(Entries from a dataset of interfaces)
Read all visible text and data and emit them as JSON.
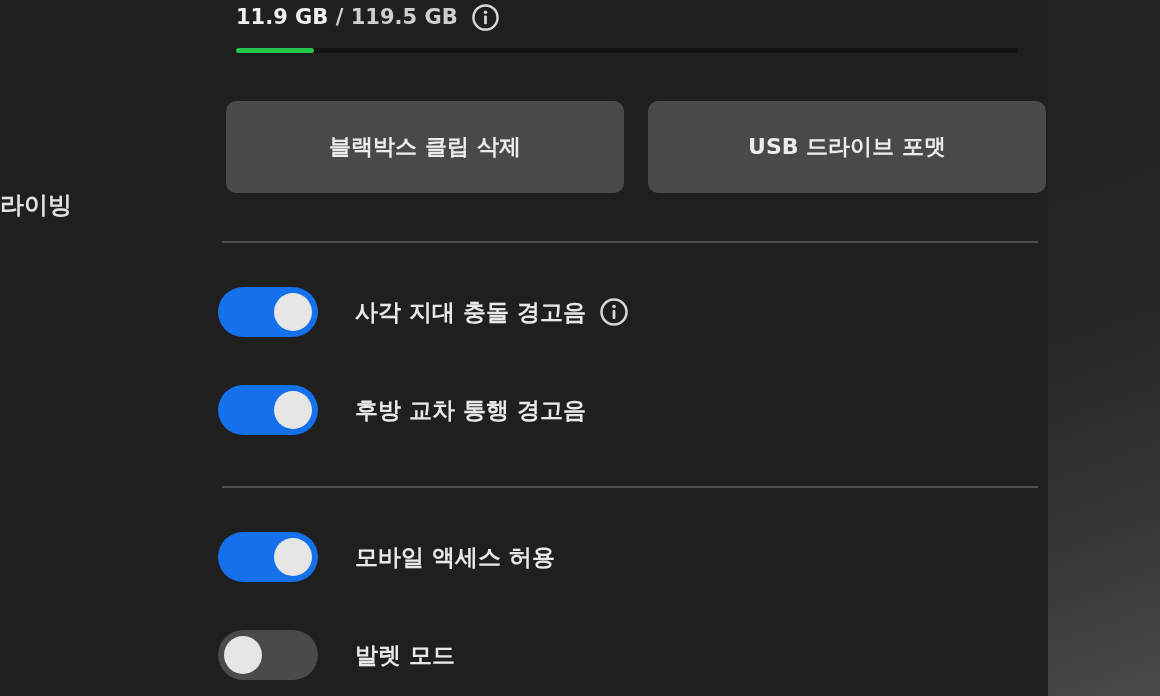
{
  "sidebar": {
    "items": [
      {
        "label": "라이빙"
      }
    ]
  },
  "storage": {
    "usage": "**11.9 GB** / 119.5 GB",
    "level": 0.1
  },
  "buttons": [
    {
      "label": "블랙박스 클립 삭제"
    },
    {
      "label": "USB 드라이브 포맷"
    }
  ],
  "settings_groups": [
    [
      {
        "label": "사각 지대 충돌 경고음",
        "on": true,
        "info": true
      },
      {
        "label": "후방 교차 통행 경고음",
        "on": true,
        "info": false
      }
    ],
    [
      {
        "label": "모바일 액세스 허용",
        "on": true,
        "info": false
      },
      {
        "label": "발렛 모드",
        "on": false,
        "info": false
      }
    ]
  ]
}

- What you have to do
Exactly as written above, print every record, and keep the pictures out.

- Reply to the task
Read all visible text and data and emit them as JSON.
{
  "sidebar": {
    "items": [
      {
        "label": "라이빙"
      }
    ]
  },
  "storage": {
    "usage": "**11.9 GB** / 119.5 GB",
    "level": 0.1
  },
  "buttons": [
    {
      "label": "블랙박스 클립 삭제"
    },
    {
      "label": "USB 드라이브 포맷"
    }
  ],
  "settings_groups": [
    [
      {
        "label": "사각 지대 충돌 경고음",
        "on": true,
        "info": true
      },
      {
        "label": "후방 교차 통행 경고음",
        "on": true,
        "info": false
      }
    ],
    [
      {
        "label": "모바일 액세스 허용",
        "on": true,
        "info": false
      },
      {
        "label": "발렛 모드",
        "on": false,
        "info": false
      }
    ]
  ]
}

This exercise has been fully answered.